BEGIN

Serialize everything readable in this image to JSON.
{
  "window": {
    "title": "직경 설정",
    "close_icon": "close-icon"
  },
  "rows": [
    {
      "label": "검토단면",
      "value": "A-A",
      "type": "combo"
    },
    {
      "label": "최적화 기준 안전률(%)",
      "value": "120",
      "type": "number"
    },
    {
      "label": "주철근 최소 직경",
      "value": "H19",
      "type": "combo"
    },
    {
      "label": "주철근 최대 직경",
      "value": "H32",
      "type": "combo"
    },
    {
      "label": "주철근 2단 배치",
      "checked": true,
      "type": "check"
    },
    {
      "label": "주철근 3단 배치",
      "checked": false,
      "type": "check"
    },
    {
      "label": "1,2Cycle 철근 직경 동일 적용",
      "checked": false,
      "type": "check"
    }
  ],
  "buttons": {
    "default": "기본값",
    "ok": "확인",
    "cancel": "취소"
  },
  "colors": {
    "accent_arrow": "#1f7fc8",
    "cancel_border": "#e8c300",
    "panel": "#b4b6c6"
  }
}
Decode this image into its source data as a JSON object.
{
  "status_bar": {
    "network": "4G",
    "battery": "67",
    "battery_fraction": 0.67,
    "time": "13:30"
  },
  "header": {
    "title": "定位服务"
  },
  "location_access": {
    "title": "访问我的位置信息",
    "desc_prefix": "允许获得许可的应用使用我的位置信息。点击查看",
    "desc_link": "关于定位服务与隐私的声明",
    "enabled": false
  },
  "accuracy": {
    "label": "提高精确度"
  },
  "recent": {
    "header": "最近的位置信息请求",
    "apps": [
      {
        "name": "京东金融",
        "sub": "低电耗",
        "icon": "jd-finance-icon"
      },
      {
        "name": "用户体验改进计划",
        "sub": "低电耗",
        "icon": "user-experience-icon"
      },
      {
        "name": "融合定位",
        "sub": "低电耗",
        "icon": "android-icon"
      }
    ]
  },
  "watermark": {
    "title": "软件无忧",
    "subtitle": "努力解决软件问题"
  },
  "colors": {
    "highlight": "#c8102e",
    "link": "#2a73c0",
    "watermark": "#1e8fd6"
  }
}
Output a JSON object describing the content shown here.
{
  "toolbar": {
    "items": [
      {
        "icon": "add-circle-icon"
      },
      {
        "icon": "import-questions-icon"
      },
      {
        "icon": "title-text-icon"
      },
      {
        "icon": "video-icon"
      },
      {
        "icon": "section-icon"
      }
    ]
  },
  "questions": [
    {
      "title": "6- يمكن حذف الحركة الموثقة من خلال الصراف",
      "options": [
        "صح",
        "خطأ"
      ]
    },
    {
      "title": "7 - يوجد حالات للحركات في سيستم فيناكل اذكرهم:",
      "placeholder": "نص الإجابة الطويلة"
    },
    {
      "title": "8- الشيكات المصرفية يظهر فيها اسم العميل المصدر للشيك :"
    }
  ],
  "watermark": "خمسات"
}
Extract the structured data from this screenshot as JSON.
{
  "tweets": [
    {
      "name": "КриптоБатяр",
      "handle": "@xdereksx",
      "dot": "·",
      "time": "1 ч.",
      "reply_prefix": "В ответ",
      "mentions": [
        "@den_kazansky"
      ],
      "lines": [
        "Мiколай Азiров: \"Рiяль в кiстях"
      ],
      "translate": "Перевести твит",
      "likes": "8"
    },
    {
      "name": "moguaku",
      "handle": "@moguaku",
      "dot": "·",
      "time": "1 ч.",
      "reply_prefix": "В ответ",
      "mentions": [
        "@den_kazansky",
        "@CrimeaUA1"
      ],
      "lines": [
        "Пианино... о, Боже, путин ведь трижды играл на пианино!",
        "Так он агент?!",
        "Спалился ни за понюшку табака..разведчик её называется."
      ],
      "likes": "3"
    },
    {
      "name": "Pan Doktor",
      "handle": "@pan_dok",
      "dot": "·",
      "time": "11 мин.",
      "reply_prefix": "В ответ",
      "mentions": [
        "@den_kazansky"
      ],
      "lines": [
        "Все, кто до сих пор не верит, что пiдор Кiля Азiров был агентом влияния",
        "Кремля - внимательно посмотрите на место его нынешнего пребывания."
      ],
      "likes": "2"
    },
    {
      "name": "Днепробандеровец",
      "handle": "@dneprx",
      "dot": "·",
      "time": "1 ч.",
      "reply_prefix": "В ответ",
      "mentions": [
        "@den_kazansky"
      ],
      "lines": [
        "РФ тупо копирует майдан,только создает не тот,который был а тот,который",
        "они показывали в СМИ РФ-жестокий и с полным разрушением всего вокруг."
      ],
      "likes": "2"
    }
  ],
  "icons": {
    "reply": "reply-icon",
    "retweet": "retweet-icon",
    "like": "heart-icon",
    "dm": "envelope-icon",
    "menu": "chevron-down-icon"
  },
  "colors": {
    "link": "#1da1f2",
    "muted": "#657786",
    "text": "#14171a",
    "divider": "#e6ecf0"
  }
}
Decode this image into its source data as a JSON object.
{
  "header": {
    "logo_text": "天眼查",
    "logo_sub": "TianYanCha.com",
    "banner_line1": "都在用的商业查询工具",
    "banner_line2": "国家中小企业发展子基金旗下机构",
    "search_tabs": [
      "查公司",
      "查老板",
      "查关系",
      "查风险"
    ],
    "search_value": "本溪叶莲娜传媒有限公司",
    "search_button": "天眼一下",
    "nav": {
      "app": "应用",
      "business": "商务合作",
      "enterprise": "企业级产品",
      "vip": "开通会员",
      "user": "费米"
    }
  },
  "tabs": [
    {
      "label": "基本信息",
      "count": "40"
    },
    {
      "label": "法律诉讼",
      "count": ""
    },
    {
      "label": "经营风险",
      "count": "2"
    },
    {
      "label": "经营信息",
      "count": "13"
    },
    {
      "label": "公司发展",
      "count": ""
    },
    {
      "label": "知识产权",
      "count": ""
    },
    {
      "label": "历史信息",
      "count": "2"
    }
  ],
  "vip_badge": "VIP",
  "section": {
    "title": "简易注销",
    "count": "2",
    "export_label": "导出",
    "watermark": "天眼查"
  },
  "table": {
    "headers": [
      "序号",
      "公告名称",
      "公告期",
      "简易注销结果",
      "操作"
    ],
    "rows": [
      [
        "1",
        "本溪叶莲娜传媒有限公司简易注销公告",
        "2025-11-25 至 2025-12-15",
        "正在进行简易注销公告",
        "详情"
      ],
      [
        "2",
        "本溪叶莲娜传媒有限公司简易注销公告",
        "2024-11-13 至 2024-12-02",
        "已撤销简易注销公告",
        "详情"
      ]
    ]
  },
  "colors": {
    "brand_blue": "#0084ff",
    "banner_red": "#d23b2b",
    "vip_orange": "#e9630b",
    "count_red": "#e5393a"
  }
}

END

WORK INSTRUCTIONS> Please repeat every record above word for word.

ANSWER SECTION>
Serialize everything readable in this image to JSON.
{
  "window": {
    "title": "직경 설정",
    "close_icon": "close-icon"
  },
  "rows": [
    {
      "label": "검토단면",
      "value": "A-A",
      "type": "combo"
    },
    {
      "label": "최적화 기준 안전률(%)",
      "value": "120",
      "type": "number"
    },
    {
      "label": "주철근 최소 직경",
      "value": "H19",
      "type": "combo"
    },
    {
      "label": "주철근 최대 직경",
      "value": "H32",
      "type": "combo"
    },
    {
      "label": "주철근 2단 배치",
      "checked": true,
      "type": "check"
    },
    {
      "label": "주철근 3단 배치",
      "checked": false,
      "type": "check"
    },
    {
      "label": "1,2Cycle 철근 직경 동일 적용",
      "checked": false,
      "type": "check"
    }
  ],
  "buttons": {
    "default": "기본값",
    "ok": "확인",
    "cancel": "취소"
  },
  "colors": {
    "accent_arrow": "#1f7fc8",
    "cancel_border": "#e8c300",
    "panel": "#b4b6c6"
  }
}
Decode this image into its source data as a JSON object.
{
  "status_bar": {
    "network": "4G",
    "battery": "67",
    "battery_fraction": 0.67,
    "time": "13:30"
  },
  "header": {
    "title": "定位服务"
  },
  "location_access": {
    "title": "访问我的位置信息",
    "desc_prefix": "允许获得许可的应用使用我的位置信息。点击查看",
    "desc_link": "关于定位服务与隐私的声明",
    "enabled": false
  },
  "accuracy": {
    "label": "提高精确度"
  },
  "recent": {
    "header": "最近的位置信息请求",
    "apps": [
      {
        "name": "京东金融",
        "sub": "低电耗",
        "icon": "jd-finance-icon"
      },
      {
        "name": "用户体验改进计划",
        "sub": "低电耗",
        "icon": "user-experience-icon"
      },
      {
        "name": "融合定位",
        "sub": "低电耗",
        "icon": "android-icon"
      }
    ]
  },
  "watermark": {
    "title": "软件无忧",
    "subtitle": "努力解决软件问题"
  },
  "colors": {
    "highlight": "#c8102e",
    "link": "#2a73c0",
    "watermark": "#1e8fd6"
  }
}
Output a JSON object describing the content shown here.
{
  "toolbar": {
    "items": [
      {
        "icon": "add-circle-icon"
      },
      {
        "icon": "import-questions-icon"
      },
      {
        "icon": "title-text-icon"
      },
      {
        "icon": "video-icon"
      },
      {
        "icon": "section-icon"
      }
    ]
  },
  "questions": [
    {
      "title": "6- يمكن حذف الحركة الموثقة من خلال الصراف",
      "options": [
        "صح",
        "خطأ"
      ]
    },
    {
      "title": "7 - يوجد حالات للحركات في سيستم فيناكل اذكرهم:",
      "placeholder": "نص الإجابة الطويلة"
    },
    {
      "title": "8- الشيكات المصرفية يظهر فيها اسم العميل المصدر للشيك :"
    }
  ],
  "watermark": "خمسات"
}
Extract the structured data from this screenshot as JSON.
{
  "tweets": [
    {
      "name": "КриптоБатяр",
      "handle": "@xdereksx",
      "dot": "·",
      "time": "1 ч.",
      "reply_prefix": "В ответ",
      "mentions": [
        "@den_kazansky"
      ],
      "lines": [
        "Мiколай Азiров: \"Рiяль в кiстях"
      ],
      "translate": "Перевести твит",
      "likes": "8"
    },
    {
      "name": "moguaku",
      "handle": "@moguaku",
      "dot": "·",
      "time": "1 ч.",
      "reply_prefix": "В ответ",
      "mentions": [
        "@den_kazansky",
        "@CrimeaUA1"
      ],
      "lines": [
        "Пианино... о, Боже, путин ведь трижды играл на пианино!",
        "Так он агент?!",
        "Спалился ни за понюшку табака..разведчик её называется."
      ],
      "likes": "3"
    },
    {
      "name": "Pan Doktor",
      "handle": "@pan_dok",
      "dot": "·",
      "time": "11 мин.",
      "reply_prefix": "В ответ",
      "mentions": [
        "@den_kazansky"
      ],
      "lines": [
        "Все, кто до сих пор не верит, что пiдор Кiля Азiров был агентом влияния",
        "Кремля - внимательно посмотрите на место его нынешнего пребывания."
      ],
      "likes": "2"
    },
    {
      "name": "Днепробандеровец",
      "handle": "@dneprx",
      "dot": "·",
      "time": "1 ч.",
      "reply_prefix": "В ответ",
      "mentions": [
        "@den_kazansky"
      ],
      "lines": [
        "РФ тупо копирует майдан,только создает не тот,который был а тот,который",
        "они показывали в СМИ РФ-жестокий и с полным разрушением всего вокруг."
      ],
      "likes": "2"
    }
  ],
  "icons": {
    "reply": "reply-icon",
    "retweet": "retweet-icon",
    "like": "heart-icon",
    "dm": "envelope-icon",
    "menu": "chevron-down-icon"
  },
  "colors": {
    "link": "#1da1f2",
    "muted": "#657786",
    "text": "#14171a",
    "divider": "#e6ecf0"
  }
}
Decode this image into its source data as a JSON object.
{
  "header": {
    "logo_text": "天眼查",
    "logo_sub": "TianYanCha.com",
    "banner_line1": "都在用的商业查询工具",
    "banner_line2": "国家中小企业发展子基金旗下机构",
    "search_tabs": [
      "查公司",
      "查老板",
      "查关系",
      "查风险"
    ],
    "search_value": "本溪叶莲娜传媒有限公司",
    "search_button": "天眼一下",
    "nav": {
      "app": "应用",
      "business": "商务合作",
      "enterprise": "企业级产品",
      "vip": "开通会员",
      "user": "费米"
    }
  },
  "tabs": [
    {
      "label": "基本信息",
      "count": "40"
    },
    {
      "label": "法律诉讼",
      "count": ""
    },
    {
      "label": "经营风险",
      "count": "2"
    },
    {
      "label": "经营信息",
      "count": "13"
    },
    {
      "label": "公司发展",
      "count": ""
    },
    {
      "label": "知识产权",
      "count": ""
    },
    {
      "label": "历史信息",
      "count": "2"
    }
  ],
  "vip_badge": "VIP",
  "section": {
    "title": "简易注销",
    "count": "2",
    "export_label": "导出",
    "watermark": "天眼查"
  },
  "table": {
    "headers": [
      "序号",
      "公告名称",
      "公告期",
      "简易注销结果",
      "操作"
    ],
    "rows": [
      [
        "1",
        "本溪叶莲娜传媒有限公司简易注销公告",
        "2025-11-25 至 2025-12-15",
        "正在进行简易注销公告",
        "详情"
      ],
      [
        "2",
        "本溪叶莲娜传媒有限公司简易注销公告",
        "2024-11-13 至 2024-12-02",
        "已撤销简易注销公告",
        "详情"
      ]
    ]
  },
  "colors": {
    "brand_blue": "#0084ff",
    "banner_red": "#d23b2b",
    "vip_orange": "#e9630b",
    "count_red": "#e5393a"
  }
}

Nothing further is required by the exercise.